I try to keep the correct original-type tubes in the radios that are on display. So I had been talking about finding the Arcturus made "Crosley" branded, BLUE tubes for my 1931-1932 Crosleys like the Buddy Boy. Most of these tubes have become harder to find than the radios.
Several causes for replacing the original tubes are likely. First - "OH LOOK AT THAT COOL BLUE TUBE" which has a corollary, "I'LL SELL THE BLUE TUBE FOR $$ AND REPLACE IT WITH A CEAR GLASS TYPE" Second, in my opinion, Arcturas tubes were less than average in reliability. The company was very innovative but this did not translate into longevity both in the tubes and the company. So the original "blue" tubes often had to be replaced.
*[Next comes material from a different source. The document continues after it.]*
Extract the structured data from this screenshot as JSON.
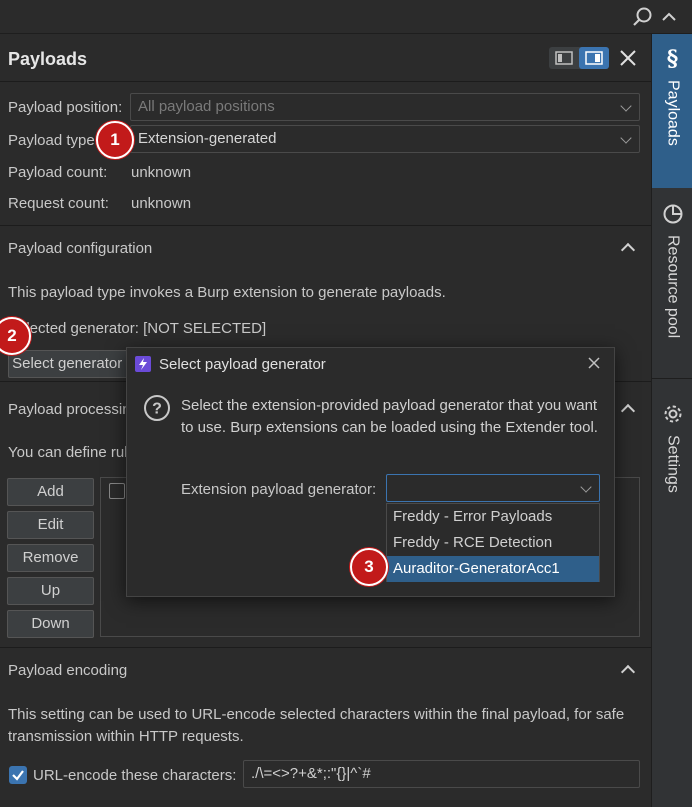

At this point I should explain what a Arcturus "BLUE" tube is, but this site has already done a good job:
Here are 2 "PZ" tubes made by Arcturas and co-branded for Crosley. The PZ was developed prior to the RCA 47 (247) but was similar enough to be used in the same circuits. At some point Arcturas had difficulty sourcing the blue glass, even prior to the conversion to ST shaped bulbs. Pictured on the right is another PZ I already had with a clear G bulb.
Well, while being related to a 42 the PZ is clearly NOT. Besides the base configuration (it wont plug in). a PZ is a relative of the 47 which has a 2.5V filament compared to the 6.3V filament of the 42. No wonder it tested SOOO good.
At some time someone must have tested it as a 42 on a TV-7 since it was marked 90(?)/50, a very high reading and indicative of TV-7 test values. No wonder, it was lucky to have survived the test! I know that this was prior to Harry since he does not have a TV-7. Is seems that nobody even noticed the difference, or the 5-pin base (a 42 has a 6-pin base). The tube required a rejuvenation since the high filament voltage had "paralyzed" the cathode. This brought it up to near new spec.